## Entries from a dataset of interfaces
—————
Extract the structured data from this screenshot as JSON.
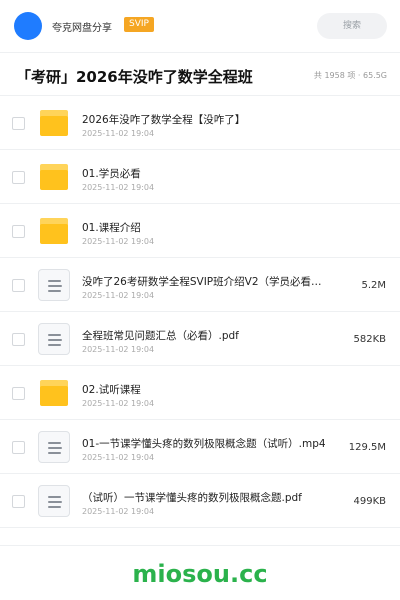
{
  "header": {
    "brand": "夸克网盘分享",
    "badge": "SVIP",
    "search_placeholder": "搜索",
    "brand_color": "#1f7cff",
    "badge_color": "#f5a623"
  },
  "share": {
    "title": "「考研」2026年没咋了数学全程班",
    "meta": "共 1958 项 · 65.5G"
  },
  "files": [
    {
      "type": "folder",
      "name": "2026年没咋了数学全程【没咋了】",
      "date": "2025-11-02 19:04",
      "size": ""
    },
    {
      "type": "folder",
      "name": "01.学员必看",
      "date": "2025-11-02 19:04",
      "size": ""
    },
    {
      "type": "folder",
      "name": "01.课程介绍",
      "date": "2025-11-02 19:04",
      "size": ""
    },
    {
      "type": "file",
      "name": "没咋了26考研数学全程SVIP班介绍V2（学员必看…",
      "date": "2025-11-02 19:04",
      "size": "5.2M"
    },
    {
      "type": "file",
      "name": "全程班常见问题汇总（必看）.pdf",
      "date": "2025-11-02 19:04",
      "size": "582KB"
    },
    {
      "type": "folder",
      "name": "02.试听课程",
      "date": "2025-11-02 19:04",
      "size": ""
    },
    {
      "type": "file",
      "name": "01-一节课学懂头疼的数列极限概念题（试听）.mp4",
      "date": "2025-11-02 19:04",
      "size": "129.5M"
    },
    {
      "type": "file",
      "name": "（试听）一节课学懂头疼的数列极限概念题.pdf",
      "date": "2025-11-02 19:04",
      "size": "499KB"
    }
  ],
  "icons": {
    "folder": "folder-icon",
    "file": "document-icon"
  },
  "footer": {
    "watermark": "miosou.cc",
    "watermark_color": "#2bb24c"
  }
}
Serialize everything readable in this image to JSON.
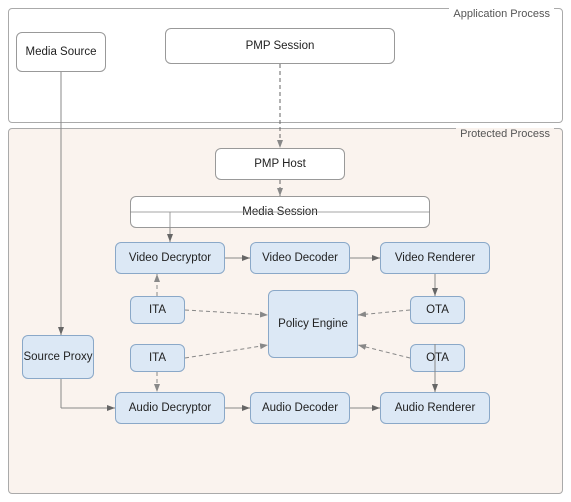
{
  "labels": {
    "appProcess": "Application Process",
    "protectedProcess": "Protected Process",
    "mediaSource": "Media Source",
    "pmpSession": "PMP Session",
    "pmpHost": "PMP Host",
    "mediaSession": "Media Session",
    "videoDecryptor": "Video Decryptor",
    "videoDecoder": "Video Decoder",
    "videoRenderer": "Video Renderer",
    "audioDecryptor": "Audio Decryptor",
    "audioDecoder": "Audio Decoder",
    "audioRenderer": "Audio Renderer",
    "sourceProxy": "Source Proxy",
    "policyEngine": "Policy Engine",
    "ita1": "ITA",
    "ita2": "ITA",
    "ota1": "OTA",
    "ota2": "OTA"
  }
}
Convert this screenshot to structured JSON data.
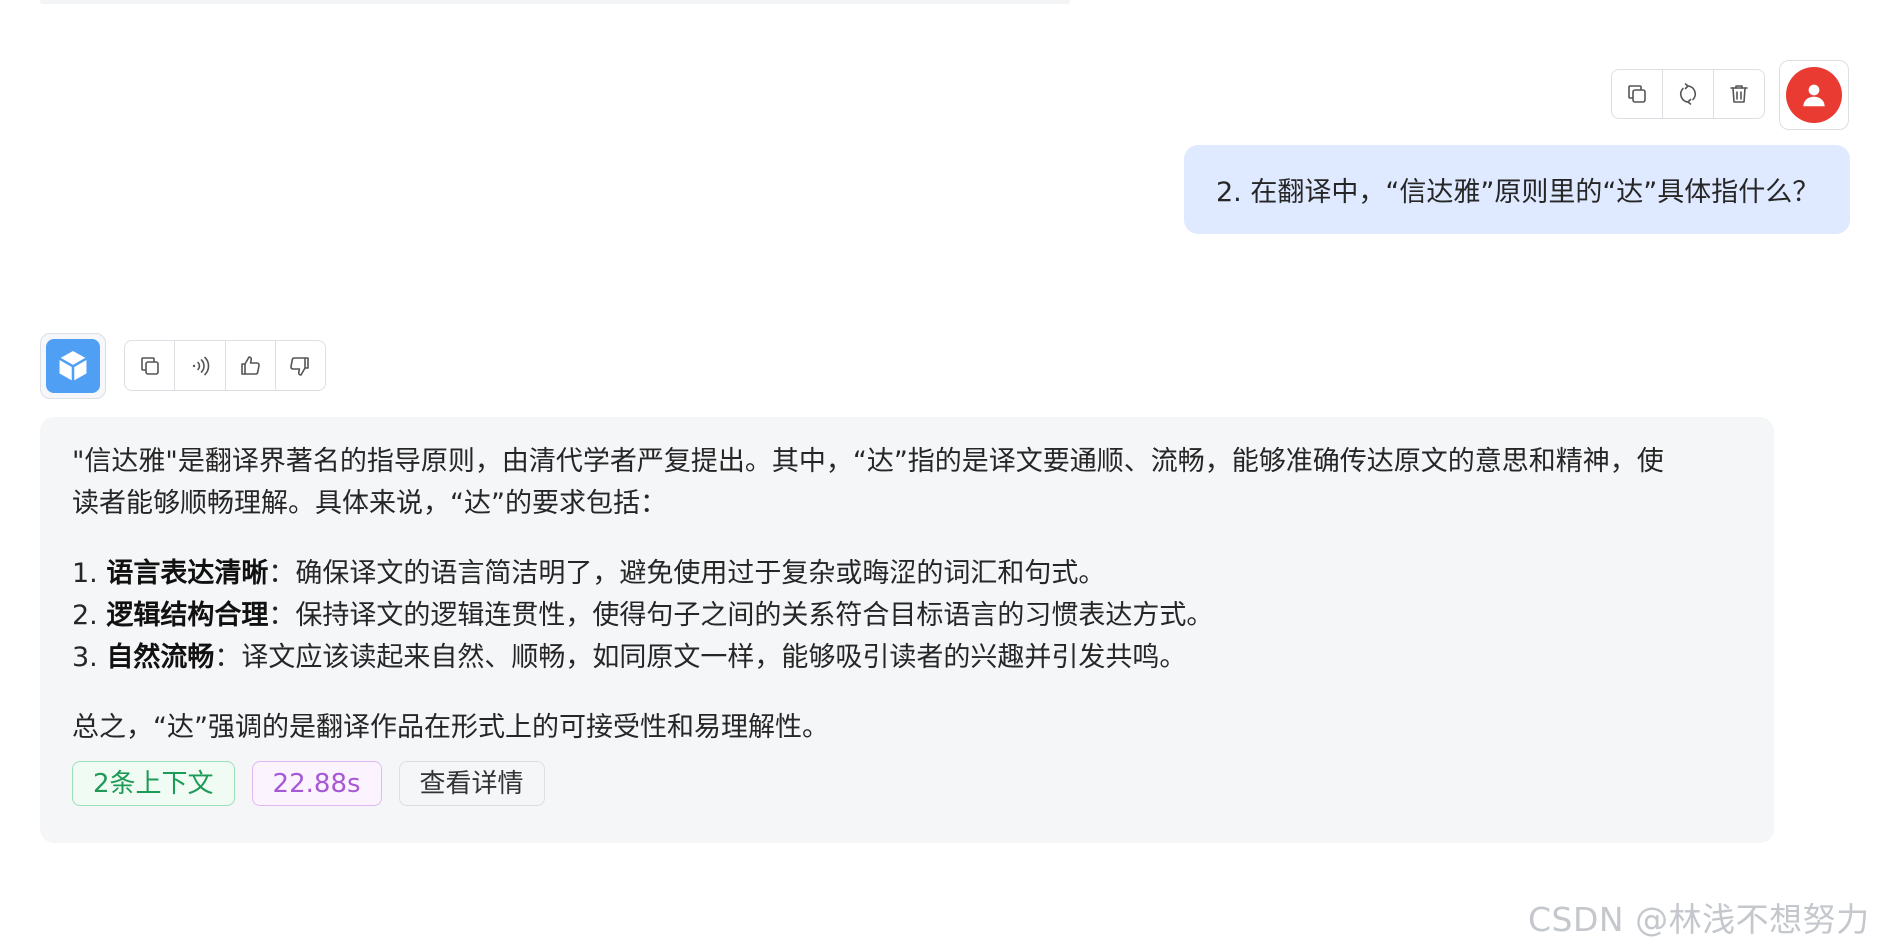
{
  "user_message": {
    "text": "2. 在翻译中，“信达雅”原则里的“达”具体指什么？",
    "toolbar": {
      "copy_icon": "copy-icon",
      "regenerate_icon": "refresh-icon",
      "delete_icon": "trash-icon"
    },
    "avatar_icon": "user-icon",
    "avatar_color": "#ea3b33",
    "bubble_color": "#dfe9ff"
  },
  "assistant_message": {
    "avatar_icon": "cube-icon",
    "avatar_color": "#4f9ff5",
    "toolbar": {
      "copy_icon": "copy-icon",
      "speak_icon": "speaker-icon",
      "like_icon": "thumbs-up-icon",
      "dislike_icon": "thumbs-down-icon"
    },
    "intro_line1": "\"信达雅\"是翻译界著名的指导原则，由清代学者严复提出。其中，“达”指的是译文要通顺、流畅，能够准确传达原文的意思和精神，使",
    "intro_line2": "读者能够顺畅理解。具体来说，“达”的要求包括：",
    "items": [
      {
        "num": "1. ",
        "title": "语言表达清晰",
        "desc": "：确保译文的语言简洁明了，避免使用过于复杂或晦涩的词汇和句式。"
      },
      {
        "num": "2. ",
        "title": "逻辑结构合理",
        "desc": "：保持译文的逻辑连贯性，使得句子之间的关系符合目标语言的习惯表达方式。"
      },
      {
        "num": "3. ",
        "title": "自然流畅",
        "desc": "：译文应该读起来自然、顺畅，如同原文一样，能够吸引读者的兴趣并引发共鸣。"
      }
    ],
    "summary": "总之，“达”强调的是翻译作品在形式上的可接受性和易理解性。",
    "chips": {
      "context": "2条上下文",
      "time": "22.88s",
      "detail": "查看详情"
    }
  },
  "watermark": "CSDN @林浅不想努力"
}
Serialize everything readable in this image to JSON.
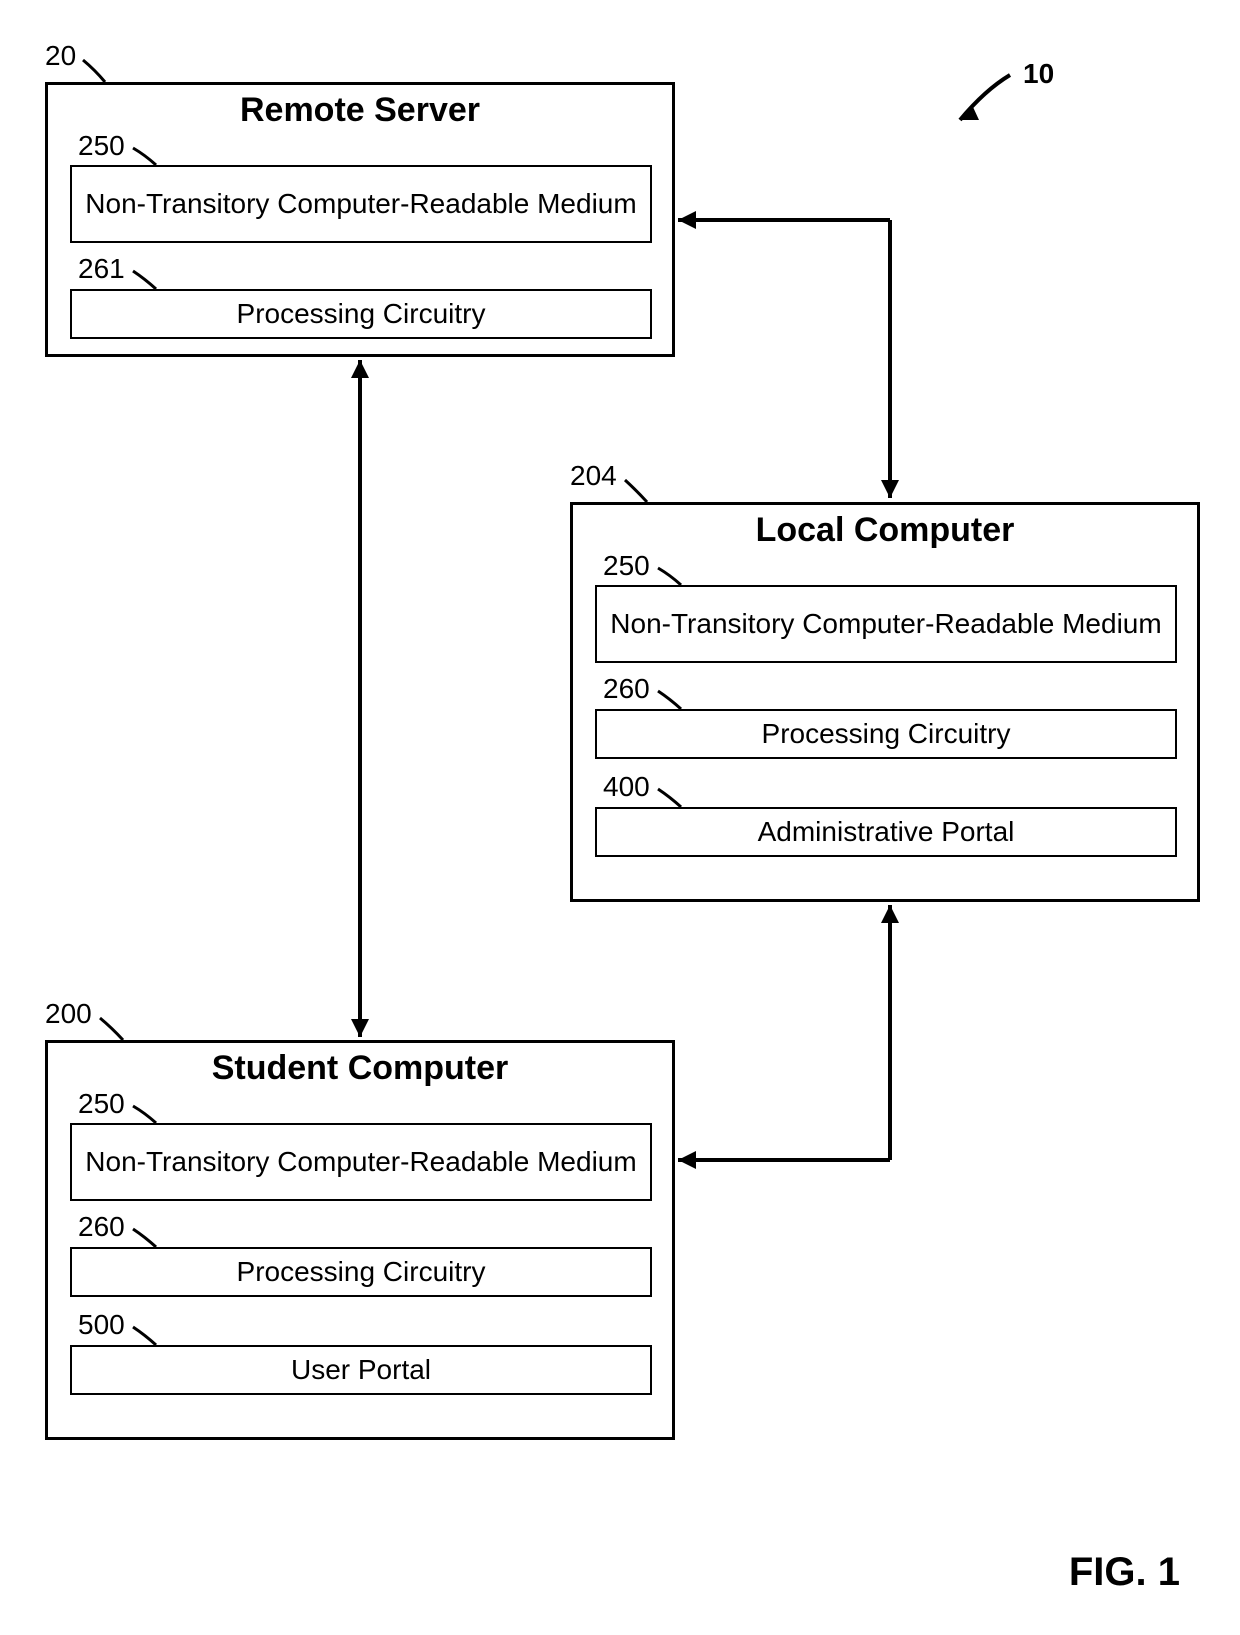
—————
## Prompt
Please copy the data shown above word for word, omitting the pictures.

## Answer to this exercise
Extract the structured data from this screenshot as JSON.
{
  "header": {
    "brand": "夸克网盘分享",
    "badge": "SVIP",
    "search_placeholder": "搜索",
    "brand_color": "#1f7cff",
    "badge_color": "#f5a623"
  },
  "share": {
    "title": "「考研」2026年没咋了数学全程班",
    "meta": "共 1958 项 · 65.5G"
  },
  "files": [
    {
      "type": "folder",
      "name": "2026年没咋了数学全程【没咋了】",
      "date": "2025-11-02 19:04",
      "size": ""
    },
    {
      "type": "folder",
      "name": "01.学员必看",
      "date": "2025-11-02 19:04",
      "size": ""
    },
    {
      "type": "folder",
      "name": "01.课程介绍",
      "date": "2025-11-02 19:04",
      "size": ""
    },
    {
      "type": "file",
      "name": "没咋了26考研数学全程SVIP班介绍V2（学员必看…",
      "date": "2025-11-02 19:04",
      "size": "5.2M"
    },
    {
      "type": "file",
      "name": "全程班常见问题汇总（必看）.pdf",
      "date": "2025-11-02 19:04",
      "size": "582KB"
    },
    {
      "type": "folder",
      "name": "02.试听课程",
      "date": "2025-11-02 19:04",
      "size": ""
    },
    {
      "type": "file",
      "name": "01-一节课学懂头疼的数列极限概念题（试听）.mp4",
      "date": "2025-11-02 19:04",
      "size": "129.5M"
    },
    {
      "type": "file",
      "name": "（试听）一节课学懂头疼的数列极限概念题.pdf",
      "date": "2025-11-02 19:04",
      "size": "499KB"
    }
  ],
  "icons": {
    "folder": "folder-icon",
    "file": "document-icon"
  },
  "footer": {
    "watermark": "miosou.cc",
    "watermark_color": "#2bb24c"
  }
}
Serialize everything readable in this image to JSON.
{
  "labels": {
    "appProcess": "Application Process",
    "protectedProcess": "Protected Process",
    "mediaSource": "Media Source",
    "pmpSession": "PMP Session",
    "pmpHost": "PMP Host",
    "mediaSession": "Media Session",
    "videoDecryptor": "Video Decryptor",
    "videoDecoder": "Video Decoder",
    "videoRenderer": "Video Renderer",
    "audioDecryptor": "Audio Decryptor",
    "audioDecoder": "Audio Decoder",
    "audioRenderer": "Audio Renderer",
    "sourceProxy": "Source Proxy",
    "policyEngine": "Policy Engine",
    "ita1": "ITA",
    "ita2": "ITA",
    "ota1": "OTA",
    "ota2": "OTA"
  }
}
Convert this screenshot to structured JSON data.
{
  "user_message": {
    "text": "2. 在翻译中，“信达雅”原则里的“达”具体指什么？",
    "toolbar": {
      "copy_icon": "copy-icon",
      "regenerate_icon": "refresh-icon",
      "delete_icon": "trash-icon"
    },
    "avatar_icon": "user-icon",
    "avatar_color": "#ea3b33",
    "bubble_color": "#dfe9ff"
  },
  "assistant_message": {
    "avatar_icon": "cube-icon",
    "avatar_color": "#4f9ff5",
    "toolbar": {
      "copy_icon": "copy-icon",
      "speak_icon": "speaker-icon",
      "like_icon": "thumbs-up-icon",
      "dislike_icon": "thumbs-down-icon"
    },
    "intro_line1": "\"信达雅\"是翻译界著名的指导原则，由清代学者严复提出。其中，“达”指的是译文要通顺、流畅，能够准确传达原文的意思和精神，使",
    "intro_line2": "读者能够顺畅理解。具体来说，“达”的要求包括：",
    "items": [
      {
        "num": "1. ",
        "title": "语言表达清晰",
        "desc": "：确保译文的语言简洁明了，避免使用过于复杂或晦涩的词汇和句式。"
      },
      {
        "num": "2. ",
        "title": "逻辑结构合理",
        "desc": "：保持译文的逻辑连贯性，使得句子之间的关系符合目标语言的习惯表达方式。"
      },
      {
        "num": "3. ",
        "title": "自然流畅",
        "desc": "：译文应该读起来自然、顺畅，如同原文一样，能够吸引读者的兴趣并引发共鸣。"
      }
    ],
    "summary": "总之，“达”强调的是翻译作品在形式上的可接受性和易理解性。",
    "chips": {
      "context": "2条上下文",
      "time": "22.88s",
      "detail": "查看详情"
    }
  },
  "watermark": "CSDN @林浅不想努力"
}
Serialize everything readable in this image to JSON.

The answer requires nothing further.